The loss of Jerry was huge for me. Not only would I not be able to see the Dead play with him again, but I wouldn't be able to find my friends again, the ones I only saw at shows. I wouldn't be able to throw caution to the wind and hit the road, waiting to see where I'd end up, who I'd be with, how it'd fall into place this time. It was the loss of a lifestyle, and I mourned it.
And then life went on. I had a baby, graduated college, became a teacher. I traveled, I saw music. I lived my life, often nostalgic for those days, but I moved on.
When the Dead announced this final run of shows, I wasn't sure what to think about it. Was the Dead without Jerry even the Dead? I knew the music would be great, the performances good, but it wouldn't be the same. Was it worth it? But of course I had to find out. I wasn't lucky enough to get tickets through mail order or ticketmaster, but I was lucky enough to know some people (thank you Val and Paulie!) who got me into the first two shows. So I went--and all the feels came rushing back. The feeling of being in the lot, where everyone is cool, having a good time, in solidarity with one another. That feeling of being home was still there. The kindness was still there. The energy in the shows was still there. Of course there were differences. Hearing Jerry's songs sung by someone else wasn't easy, and harder with some songs than others. And all the cell phones everywhere was definitely different. But something within me reawakened, something that I didn't even realize was there after all these years. I was refreshed and refueled.
Since the shows ended I've been missing it. Missing the lot. Missing the people who get it, who know what I'm feeling. But I've also been happy. Smiling at strangers in the grocery store. Letting people cut in front of me in traffic. Riding that wave of being kind. The last thing Mickey Hart said, at the closing of the final show, was for us to be kind. And I'm feeling that. Like my friend Paulie says, the spirit lives strong in us.

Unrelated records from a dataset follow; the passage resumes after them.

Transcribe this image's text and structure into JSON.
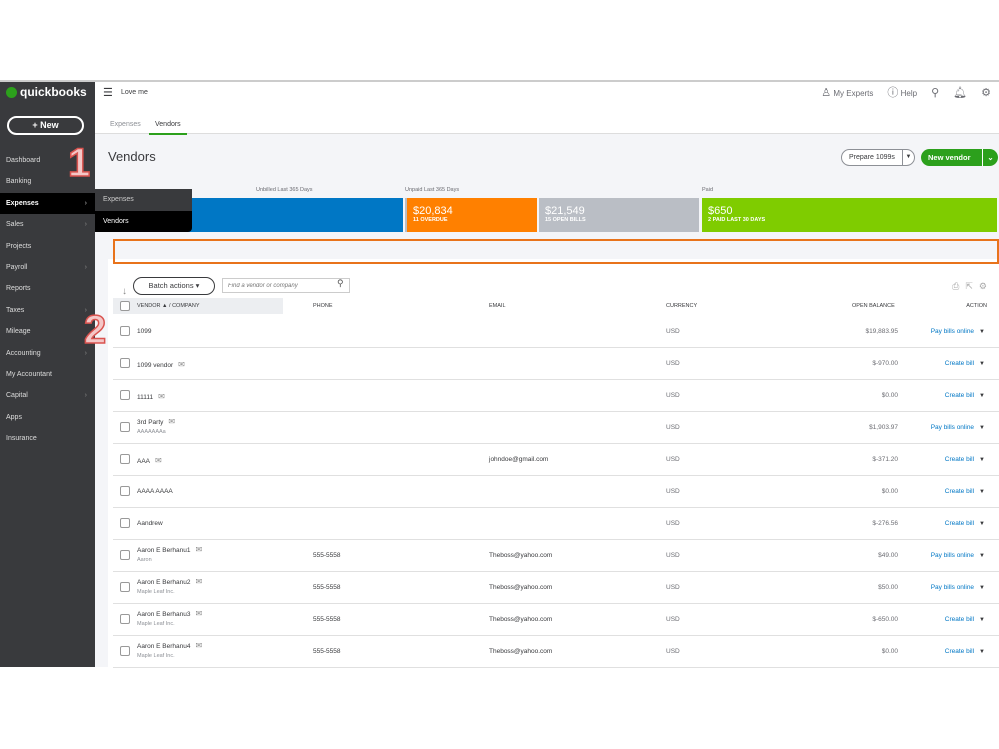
{
  "app": {
    "logo_small": "intuit",
    "logo": "quickbooks",
    "company": "Love me",
    "new_label": "New"
  },
  "header": {
    "my_experts": "My Experts",
    "help": "Help"
  },
  "sidebar": {
    "items": [
      {
        "label": "Dashboard"
      },
      {
        "label": "Banking"
      },
      {
        "label": "Expenses",
        "active": true,
        "chevron": true
      },
      {
        "label": "Sales",
        "chevron": true
      },
      {
        "label": "Projects"
      },
      {
        "label": "Payroll",
        "chevron": true
      },
      {
        "label": "Reports"
      },
      {
        "label": "Taxes",
        "chevron": true
      },
      {
        "label": "Mileage"
      },
      {
        "label": "Accounting",
        "chevron": true
      },
      {
        "label": "My Accountant"
      },
      {
        "label": "Capital",
        "chevron": true
      },
      {
        "label": "Apps"
      },
      {
        "label": "Insurance"
      }
    ]
  },
  "flyout": {
    "items": [
      "Expenses",
      "Vendors"
    ]
  },
  "tabs": [
    {
      "label": "Expenses"
    },
    {
      "label": "Vendors",
      "active": true
    }
  ],
  "page": {
    "title": "Vendors",
    "prepare": "Prepare 1099s",
    "new_vendor": "New vendor"
  },
  "money_bar": {
    "unbilled_label": "Unbilled Last 365 Days",
    "unpaid_label": "Unpaid Last 365 Days",
    "paid_label": "Paid",
    "overdue_amount": "$20,834",
    "overdue_sub": "11 OVERDUE",
    "open_amount": "$21,549",
    "open_sub": "15 OPEN BILLS",
    "paid_amount": "$650",
    "paid_sub": "2 PAID LAST 30 DAYS",
    "colors": {
      "unbilled": "#0077c5",
      "overdue": "#ff8000",
      "open": "#babec5",
      "paid": "#7fcc00"
    }
  },
  "table": {
    "batch": "Batch actions",
    "search_placeholder": "Find a vendor or company",
    "headers": {
      "vendor": "VENDOR ▲ / COMPANY",
      "phone": "PHONE",
      "email": "EMAIL",
      "currency": "CURRENCY",
      "balance": "OPEN BALANCE",
      "action": "ACTION"
    },
    "rows": [
      {
        "name": "1099",
        "company": "",
        "mail": false,
        "phone": "",
        "email": "",
        "currency": "USD",
        "balance": "$19,883.95",
        "action": "Pay bills online"
      },
      {
        "name": "1099 vendor",
        "company": "",
        "mail": true,
        "phone": "",
        "email": "",
        "currency": "USD",
        "balance": "$-970.00",
        "action": "Create bill"
      },
      {
        "name": "11111",
        "company": "",
        "mail": true,
        "phone": "",
        "email": "",
        "currency": "USD",
        "balance": "$0.00",
        "action": "Create bill"
      },
      {
        "name": "3rd Party",
        "company": "AAAAAAAa",
        "mail": true,
        "phone": "",
        "email": "",
        "currency": "USD",
        "balance": "$1,903.97",
        "action": "Pay bills online"
      },
      {
        "name": "AAA",
        "company": "",
        "mail": true,
        "phone": "",
        "email": "johndoe@gmail.com",
        "currency": "USD",
        "balance": "$-371.20",
        "action": "Create bill"
      },
      {
        "name": "AAAA AAAA",
        "company": "",
        "mail": false,
        "phone": "",
        "email": "",
        "currency": "USD",
        "balance": "$0.00",
        "action": "Create bill"
      },
      {
        "name": "Aandrew",
        "company": "",
        "mail": false,
        "phone": "",
        "email": "",
        "currency": "USD",
        "balance": "$-276.56",
        "action": "Create bill"
      },
      {
        "name": "Aaron E Berhanu1",
        "company": "Aaron",
        "mail": true,
        "phone": "555-5558",
        "email": "Theboss@yahoo.com",
        "currency": "USD",
        "balance": "$49.00",
        "action": "Pay bills online"
      },
      {
        "name": "Aaron E Berhanu2",
        "company": "Maple Leaf Inc.",
        "mail": true,
        "phone": "555-5558",
        "email": "Theboss@yahoo.com",
        "currency": "USD",
        "balance": "$50.00",
        "action": "Pay bills online"
      },
      {
        "name": "Aaron E Berhanu3",
        "company": "Maple Leaf Inc.",
        "mail": true,
        "phone": "555-5558",
        "email": "Theboss@yahoo.com",
        "currency": "USD",
        "balance": "$-650.00",
        "action": "Create bill"
      },
      {
        "name": "Aaron E Berhanu4",
        "company": "Maple Leaf Inc.",
        "mail": true,
        "phone": "555-5558",
        "email": "Theboss@yahoo.com",
        "currency": "USD",
        "balance": "$0.00",
        "action": "Create bill"
      }
    ]
  },
  "annotations": [
    "1",
    "2"
  ]
}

For as long as she can remember, Lisa Litberg has loved to write. Over the years she has amassed quite a collection of short stories and poetry. Free is her first novel. Ms. Litberg has been a high school teacher for nearly twenty years and helps empower her urban students with the power of the written word. Currently she is working on a short story compilation geared toward urban youth, as well as her second novel, which will answer her readers' questions about what happened to Free.